■ **EXERCISE REQUIREMENTS**
Reproduce the listing below exactly. Pictures do not belong in the copy.

■ **DATA UNDER STUDY**
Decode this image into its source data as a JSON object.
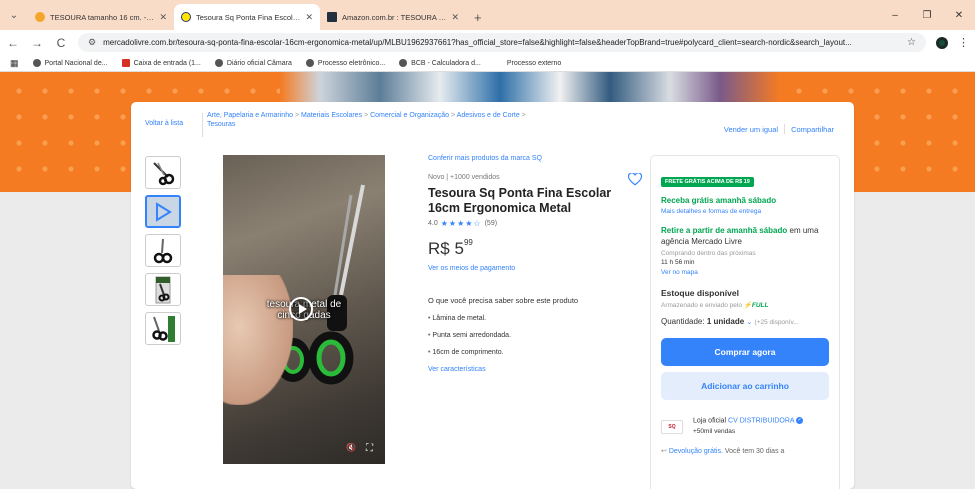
{
  "tabs": [
    {
      "title": "TESOURA tamanho 16 cm. - Go",
      "favicon_color": "#f4a62a"
    },
    {
      "title": "Tesoura Sq Ponta Fina Escolar 1",
      "favicon_color": "#ffe600"
    },
    {
      "title": "Amazon.com.br : TESOURA 16C",
      "favicon_color": "#232f3e"
    }
  ],
  "new_tab": "+",
  "window": {
    "minimize": "–",
    "restore": "❐",
    "close": "✕"
  },
  "nav": {
    "back": "←",
    "forward": "→",
    "reload": "C"
  },
  "address": {
    "url": "mercadolivre.com.br/tesoura-sq-ponta-fina-escolar-16cm-ergonomica-metal/up/MLBU1962937661?has_official_store=false&highlight=false&headerTopBrand=true#polycard_client=search-nordic&search_layout..."
  },
  "bookmarks": [
    "Portal Nacional de...",
    "Caixa de entrada (1...",
    "Diário oficial Câmara",
    "Processo eletrônico...",
    "BCB - Calculadora d...",
    "Processo externo"
  ],
  "breadcrumb": {
    "back": "Voltar à lista",
    "path": [
      "Arte, Papelaria e Armarinho",
      "Materiais Escolares",
      "Comercial e Organização",
      "Adesivos e de Corte",
      "Tesouras"
    ],
    "separator": ">"
  },
  "share": {
    "sell": "Vender um igual",
    "share": "Compartilhar"
  },
  "video": {
    "caption": "tesoura  metal de\ncinco  gadas",
    "mute": "🔇",
    "fullscreen": "⛶"
  },
  "product": {
    "brand_link": "Conferir mais produtos da marca SQ",
    "condition": "Novo  |  +1000 vendidos",
    "title": "Tesoura Sq Ponta Fina Escolar 16cm Ergonomica Metal",
    "rating": "4.0",
    "stars": "★★★★☆",
    "rating_count": "(59)",
    "price_currency": "R$",
    "price_int": "5",
    "price_cents": "99",
    "payment_link": "Ver os meios de pagamento",
    "features_title": "O que você precisa saber sobre este produto",
    "features": [
      "Lâmina de metal.",
      "Punta semi arredondada.",
      "16cm de comprimento."
    ],
    "features_link": "Ver características"
  },
  "buybox": {
    "badge": "FRETE GRÁTIS ACIMA DE R$ 19",
    "delivery": "Receba grátis amanhã sábado",
    "delivery_link": "Mais detalhes e formas de entrega",
    "pickup_green": "Retire a partir de amanhã sábado",
    "pickup_rest": " em uma agência Mercado Livre",
    "buy_within": "Comprando dentro das próximas",
    "time": "11 h 56 min",
    "map_link": "Ver no mapa",
    "stock": "Estoque disponível",
    "stored": "Armazenado e enviado pelo",
    "full": "⚡FULL",
    "qty_label": "Quantidade:",
    "qty_value": "1 unidade",
    "qty_avail": "(+25 disponív...",
    "buy_btn": "Comprar agora",
    "cart_btn": "Adicionar ao carrinho",
    "seller_prefix": "Loja oficial",
    "seller_name": "CV DISTRIBUIDORA",
    "seller_logo": "SQ",
    "seller_sales": "+50mil vendas",
    "return_prefix": "Devolução grátis.",
    "return_rest": " Você tem 30 dias a"
  }
}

■ **OUTPUT**
Decode this image into its source data as a JSON object.
{
  "tabs": [
    {
      "title": "TESOURA tamanho 16 cm. - Go",
      "favicon_color": "#f4a62a"
    },
    {
      "title": "Tesoura Sq Ponta Fina Escolar 1",
      "favicon_color": "#ffe600"
    },
    {
      "title": "Amazon.com.br : TESOURA 16C",
      "favicon_color": "#232f3e"
    }
  ],
  "new_tab": "+",
  "window": {
    "minimize": "–",
    "restore": "❐",
    "close": "✕"
  },
  "nav": {
    "back": "←",
    "forward": "→",
    "reload": "C"
  },
  "address": {
    "url": "mercadolivre.com.br/tesoura-sq-ponta-fina-escolar-16cm-ergonomica-metal/up/MLBU1962937661?has_official_store=false&highlight=false&headerTopBrand=true#polycard_client=search-nordic&search_layout..."
  },
  "bookmarks": [
    "Portal Nacional de...",
    "Caixa de entrada (1...",
    "Diário oficial Câmara",
    "Processo eletrônico...",
    "BCB - Calculadora d...",
    "Processo externo"
  ],
  "breadcrumb": {
    "back": "Voltar à lista",
    "path": [
      "Arte, Papelaria e Armarinho",
      "Materiais Escolares",
      "Comercial e Organização",
      "Adesivos e de Corte",
      "Tesouras"
    ],
    "separator": ">"
  },
  "share": {
    "sell": "Vender um igual",
    "share": "Compartilhar"
  },
  "video": {
    "caption": "tesoura  metal de\ncinco  gadas",
    "mute": "🔇",
    "fullscreen": "⛶"
  },
  "product": {
    "brand_link": "Conferir mais produtos da marca SQ",
    "condition": "Novo  |  +1000 vendidos",
    "title": "Tesoura Sq Ponta Fina Escolar 16cm Ergonomica Metal",
    "rating": "4.0",
    "stars": "★★★★☆",
    "rating_count": "(59)",
    "price_currency": "R$",
    "price_int": "5",
    "price_cents": "99",
    "payment_link": "Ver os meios de pagamento",
    "features_title": "O que você precisa saber sobre este produto",
    "features": [
      "Lâmina de metal.",
      "Punta semi arredondada.",
      "16cm de comprimento."
    ],
    "features_link": "Ver características"
  },
  "buybox": {
    "badge": "FRETE GRÁTIS ACIMA DE R$ 19",
    "delivery": "Receba grátis amanhã sábado",
    "delivery_link": "Mais detalhes e formas de entrega",
    "pickup_green": "Retire a partir de amanhã sábado",
    "pickup_rest": " em uma agência Mercado Livre",
    "buy_within": "Comprando dentro das próximas",
    "time": "11 h 56 min",
    "map_link": "Ver no mapa",
    "stock": "Estoque disponível",
    "stored": "Armazenado e enviado pelo",
    "full": "⚡FULL",
    "qty_label": "Quantidade:",
    "qty_value": "1 unidade",
    "qty_avail": "(+25 disponív...",
    "buy_btn": "Comprar agora",
    "cart_btn": "Adicionar ao carrinho",
    "seller_prefix": "Loja oficial",
    "seller_name": "CV DISTRIBUIDORA",
    "seller_logo": "SQ",
    "seller_sales": "+50mil vendas",
    "return_prefix": "Devolução grátis.",
    "return_rest": " Você tem 30 dias a"
  }
}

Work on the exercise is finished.